Last week, it was announced that Netflix's Latinx dramedy "Gentefied" will not be returning for a third season. After two successful seasons, "Deadline" confirmed the cancellation on Jan. 13, and the show's executive producer America Ferrera even expressed her sadness regarding the news on Instagram. The series, which followed the story of a Mexican-American family in East Los Angeles navigating the impact of gentrification in their neighborhood of Boyle Heights while trying to keep their family's restaurant, Mama Fina's Taco, alive, was a source of pride for many of us in the community. It was a show that managed to make us feel seen without throwing us into boxes or perpetuating harmful stereotypes. And yet, regardless of all the joy this show brought so many of us, it still never managed to appear in Netflix's Top 10, which is likely why is wasn't renewed for another season. The question is: why do Latinx shows continue to get canceled, and what's it going to take to see them go on to five or six seasons?
Sadly, when the news was announced that "Gentefied" was being canceled, I wasn't the least bit surprised. While it's the latest Latinx TV series that's been canceled by Netflix, it's far from the first. Just a few months ago, we learned that Netflix was planning on canceling "On My Block" after its fourth season, despite its popularity. In June, it was announced that ABC wasn't going to renew its Latinx rom-com "The Baker and the Beauty" due to poor ratings. However, the show did eventually became a major hit after streaming on Netflix — and yet was never confirmed for a second season. Tanya Saracho's hit Starz show "Vida" was canceled after season three and before that were the cancellations of beloved shows like Gloria Calderón's "One Day at a Time," a show about a multigenerational Cuban family, and the reboot of "Party of Five," which consisted of a mostly Latinx cast and was canceled after one season. The cancellation of these series leaves us with no more TV shows with strong Latinx representation.
According to The Pew Research Center, Latinx communities are the largest ethnic minority group in the United States, making up more than 18 percent of the population. Predictions show that the Latinx population is likely to grow by 21.14 percent by 2030. So how is it that shows with Latinx representation never seem to last more than a season or two? You can't tell me there isn't an audience watching them. At a time when Latinx stories are finally getting the recognition that they deserve, these cancellations send the message that our stories still don't matter — at least not to these major networks.
Shows like "Gentefied," for instance, did a really great job at accurately representing the Mexican-American experience in East LA in a way that made the community proud. Unlike many of the shows that came before them, "Gentefied," "Vida," "On My Block," "The Baker and the Beauty," and "One Day at a Time" beautifully displayed multidimensional Latinx characters and Latinx families, instead of falling back on more stereotypical roles like Latina maids, sex pots, or drug traffickers. This type of niche storytelling and representation is absolutely needed in mainstream media. It's the reason why Amazon Prime's "With Love" was so well received by the community. It not only showcased the diversity that exists within Latinx communities and even within Latinx families, but it also normalized Latinx romance. We need content that actually resembles and also normalizes our realities and experiences. But, unfortunately, it's another show I'm nervous won't actually stick around and get renewed for another season.

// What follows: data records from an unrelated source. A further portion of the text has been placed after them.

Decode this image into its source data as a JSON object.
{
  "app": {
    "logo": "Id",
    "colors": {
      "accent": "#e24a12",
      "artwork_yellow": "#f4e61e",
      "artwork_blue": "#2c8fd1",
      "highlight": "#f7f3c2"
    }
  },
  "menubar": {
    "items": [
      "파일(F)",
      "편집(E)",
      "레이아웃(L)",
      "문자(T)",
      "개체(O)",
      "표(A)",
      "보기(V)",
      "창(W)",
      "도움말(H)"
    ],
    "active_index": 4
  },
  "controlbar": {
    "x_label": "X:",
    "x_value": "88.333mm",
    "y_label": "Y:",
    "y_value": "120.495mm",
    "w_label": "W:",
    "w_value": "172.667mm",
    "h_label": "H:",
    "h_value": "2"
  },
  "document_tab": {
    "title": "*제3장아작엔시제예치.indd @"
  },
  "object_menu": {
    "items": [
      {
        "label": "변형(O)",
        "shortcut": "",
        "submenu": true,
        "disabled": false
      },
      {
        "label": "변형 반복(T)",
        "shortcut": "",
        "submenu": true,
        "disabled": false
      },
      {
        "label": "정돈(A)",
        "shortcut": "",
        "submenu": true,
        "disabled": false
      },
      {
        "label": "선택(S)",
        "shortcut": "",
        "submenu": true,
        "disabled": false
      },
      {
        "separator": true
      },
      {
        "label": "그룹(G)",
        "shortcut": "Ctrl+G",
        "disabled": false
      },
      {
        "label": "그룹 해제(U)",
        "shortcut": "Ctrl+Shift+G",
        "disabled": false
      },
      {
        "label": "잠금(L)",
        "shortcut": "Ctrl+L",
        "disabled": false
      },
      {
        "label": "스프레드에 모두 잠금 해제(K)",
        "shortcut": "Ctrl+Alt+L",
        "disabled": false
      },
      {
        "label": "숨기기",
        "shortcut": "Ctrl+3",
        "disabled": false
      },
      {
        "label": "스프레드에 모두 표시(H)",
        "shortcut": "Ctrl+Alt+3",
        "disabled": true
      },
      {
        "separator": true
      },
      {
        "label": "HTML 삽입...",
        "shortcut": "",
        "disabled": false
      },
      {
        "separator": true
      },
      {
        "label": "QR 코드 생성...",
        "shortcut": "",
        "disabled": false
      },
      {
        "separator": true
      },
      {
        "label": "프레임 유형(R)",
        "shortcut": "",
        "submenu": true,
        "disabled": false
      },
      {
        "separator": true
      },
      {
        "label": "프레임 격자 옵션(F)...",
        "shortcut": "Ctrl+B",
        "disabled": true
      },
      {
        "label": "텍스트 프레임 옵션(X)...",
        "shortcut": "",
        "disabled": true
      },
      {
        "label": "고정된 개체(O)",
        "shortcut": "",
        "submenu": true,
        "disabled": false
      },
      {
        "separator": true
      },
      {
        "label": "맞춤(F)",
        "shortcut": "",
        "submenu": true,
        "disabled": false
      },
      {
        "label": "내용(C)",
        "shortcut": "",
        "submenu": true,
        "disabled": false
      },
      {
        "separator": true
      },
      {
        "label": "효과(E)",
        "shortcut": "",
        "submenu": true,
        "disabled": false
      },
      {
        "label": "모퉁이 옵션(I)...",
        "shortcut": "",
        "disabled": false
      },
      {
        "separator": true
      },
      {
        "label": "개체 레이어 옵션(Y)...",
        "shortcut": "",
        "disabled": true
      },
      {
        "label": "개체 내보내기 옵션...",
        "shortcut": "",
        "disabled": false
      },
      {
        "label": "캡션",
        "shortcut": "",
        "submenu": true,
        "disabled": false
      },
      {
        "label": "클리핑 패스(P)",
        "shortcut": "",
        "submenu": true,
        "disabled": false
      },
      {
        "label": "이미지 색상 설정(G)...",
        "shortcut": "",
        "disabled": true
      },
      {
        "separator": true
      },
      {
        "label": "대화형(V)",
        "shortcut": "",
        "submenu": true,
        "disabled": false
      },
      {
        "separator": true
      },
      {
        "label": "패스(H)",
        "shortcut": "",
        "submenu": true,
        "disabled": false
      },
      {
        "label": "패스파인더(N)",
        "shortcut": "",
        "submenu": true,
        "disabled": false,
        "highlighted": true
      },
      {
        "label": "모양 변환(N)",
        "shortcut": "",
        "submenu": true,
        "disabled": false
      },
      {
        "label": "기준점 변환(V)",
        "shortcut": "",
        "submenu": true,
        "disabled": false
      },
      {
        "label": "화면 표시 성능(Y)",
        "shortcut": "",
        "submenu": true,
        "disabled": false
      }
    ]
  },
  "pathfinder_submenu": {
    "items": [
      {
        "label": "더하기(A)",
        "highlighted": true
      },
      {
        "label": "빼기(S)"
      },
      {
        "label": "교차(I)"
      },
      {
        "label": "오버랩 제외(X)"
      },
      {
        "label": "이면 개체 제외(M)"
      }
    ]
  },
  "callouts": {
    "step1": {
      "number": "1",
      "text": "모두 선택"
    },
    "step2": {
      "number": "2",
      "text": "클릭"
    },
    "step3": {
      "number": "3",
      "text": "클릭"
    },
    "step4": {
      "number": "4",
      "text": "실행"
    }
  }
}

What's particularly disappointing about these cancellations is that now more than ever, we need these shows. Positive portrayals of Latinx communities impact not just the way we are perceived and treated in society, it also impacts the way we feel about ourselves. Positive representation lets us know that we have a place in this world, that we all deserve to take up space, and that we are all deserving of greatness. It reinforces our self-worth and pride. When we see shows that negatively depict us, it can result in us feeling bad about ourselves and feeling limited to what we can actually do in this life. Lack of representation or misrepresentation can result in young Latinx folks experiencing shame surrounding their culture or added pressure to assimilate to white standards. And while Netflix and TV networks might argue that these shows aren't receiving enough viewership to be renewed, one can't help but wonder if Latinx shows are even receiving the same chance as other shows to stay on. It's 2022, and at this stage in the game, networks need to understand the value Latinx storytelling holds today. They need to understand the importance of centering shows with diverse characters and the impact that will have in this nation overall. The existence of this kind of mainstream representation is beyond overdue.